To recruit younger members from the Southeast Wyoming and Northern Colorado communities it serves, Warren Federal Credit Union ($546.6M, Cheyenne, WY) has found it beneficial to embrace its motto: What matters to you, matters to us!
“We are huge supporters of community events and do a lot of outreach in the local schools,” says Michele Bolkovatz, community relations manager.
But beyond sponsoring 5Ks and charitable activities, the credit union uses financial literacy to give back to the community.
CU QUICK FACTS
Warren federal credit union
data as of 03.31.15
HQ: Cheyenne, WY
12-MO SHARE GROWTH: 8.55%
12-MO LOAN GROWTH: 7.96%
Boklovatz knows firsthand the types of activities that resonate with younger members. When her two daughters made a presentation to their senior math class on the differences between banks versus credit unions, they armed themselves with rate and fee schedules to compare the value of Warren FCU against local banks. On the surface, the teens helped spread the word about Warren FCU, but at the core these young consumers taught their peers about the importance of comparing options.
According to Boklovatz, a high school audience member shared his own experiences of visiting the branch to withdraw spending money for the weekend and picking up cookies and a hot chocolate while he was there.
“The little things we’re doing — even just offering cookies and hot chocolate at our branch — make a big difference to these young people,” Boklovatz says.
Small perks help financial institutions build relationships with new, often younger, members. Financial education is another major way to do that.
“Gen Y members want good technology, but only after you’ve developed a relationship with them,” says Mindy Peep, Warren’s marketing manager. “Education on money management is one of the most influential things that drives our younger population.”
Warren FCU eschews the stereotype of massive numbers of young adults living in their parents’ basement. Instead, it treats its younger members with respect and takes the time to listen to what they really need, not what the credit union thinks they need.
“The credit union wants to partner with others who share the same core values, and aligning with universities is a perfect fit,” Bolkovatz says in regard to Warren’s partnerships with Colorado State University and the University of Wyoming.
Warren FCU is the exclusive credit union of the CSU athletics department, and both employees as well as student athletes can join. In addition to offering products like checking accounts, reloadable debit cards, and certificates — which all help accountholders better manage their money — the credit union helps prepare student athletes for life after college by focusing on money management skills.
“Right now we’re teaching a course on how to establish positive banking relationships, avoid high fees, and build strong credit histories,” Bolkovatz says.
That course is currently for juniors only, but the credit union would like to get in earlier when the athletes are freshmen.

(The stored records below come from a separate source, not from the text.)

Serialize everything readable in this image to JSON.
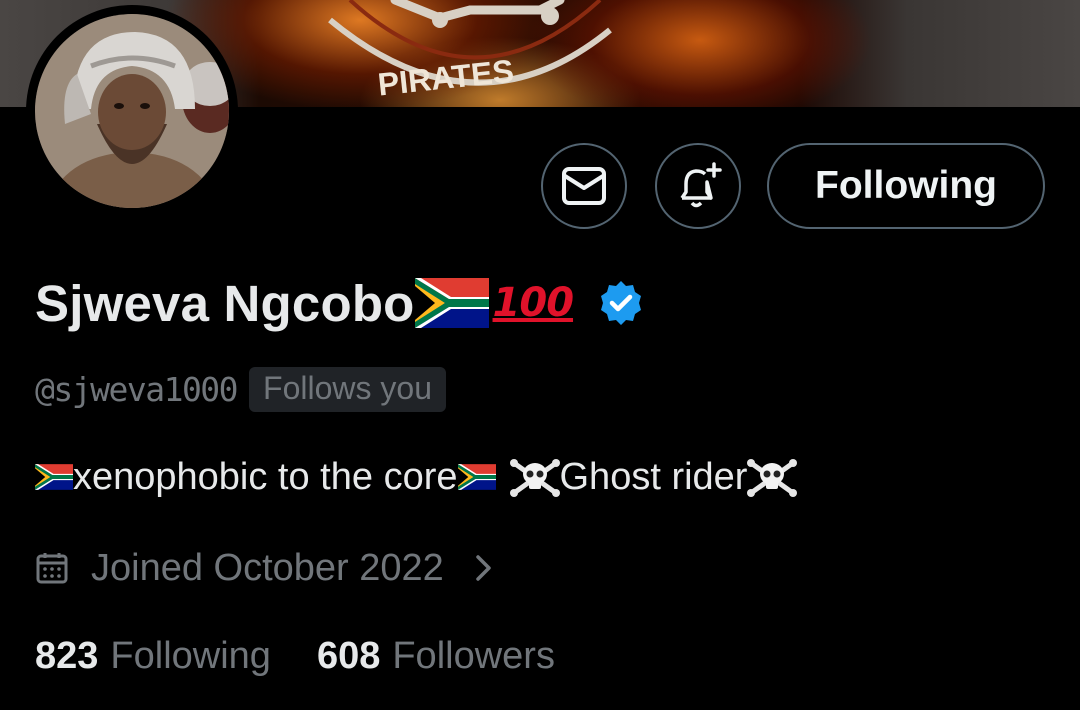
{
  "banner": {
    "text": "PIRATES"
  },
  "actions": {
    "message_icon": "mail-icon",
    "notify_icon": "bell-plus-icon",
    "following_label": "Following"
  },
  "profile": {
    "display_name": "Sjweva Ngcobo",
    "name_emoji_flag": "south-africa-flag",
    "name_emoji_hundred": "100",
    "verified": true,
    "handle": "@sjweva1000",
    "follows_you_label": "Follows you",
    "bio_part1": "xenophobic to the core",
    "bio_part2": "Ghost rider",
    "joined_text": "Joined October 2022",
    "following_count": "823",
    "following_label": "Following",
    "followers_count": "608",
    "followers_label": "Followers"
  },
  "colors": {
    "background": "#000000",
    "text_primary": "#e7e9ea",
    "text_secondary": "#71767b",
    "button_border": "#536471",
    "verified_blue": "#1d9bf0",
    "badge_bg": "#202327"
  }
}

At the University of Wyoming, the credit union is in the beginning phases of a new partnership. Luckily, a group of young finance and accounting majors there already recognize how badly their fellow students need financial education. This group of students and the credit union developed a “cash cab” that gives students a ride across campus in a golf cart if they correctly answer a financial literacy question.
The credit union wants to partner with others who share the same core values, and aligning with universities is a perfect fit.
The cash cab makes financial literacy fun and interactive, but the credit union’s activities are not limited to colleges.
“Our community events include everything from face painting and super hero capes to bringing in guest speakers during our annual meeting,” Peep says.
This year’s annual meeting and member appreciation event took place on June 18. Phroogal founder Jason Vitug stopped by as part of the Road to Financial Wellness road trip, and the young entrepreneur spoke to members about how they could take control of their financial lives and live their dream lifestyles.
The credit union’s efforts to develop relationships with younger members are paying off. According to data from Raddon’s CEO Strategies Group, when it comes to increasing the Gen Y segment of its membership, Warren FCU is in the 98th percentile for credit unions in its peer group.
Data and statistics are a great way to measure the credit union’s progress, but it’s the everyday actions and attitudes of credit union employees that drive the bottom line.
“We don’t judge members based on what they look like,” Peep says. “We want to listen and help. We want to make people feel comfortable talking with us about their financial options.”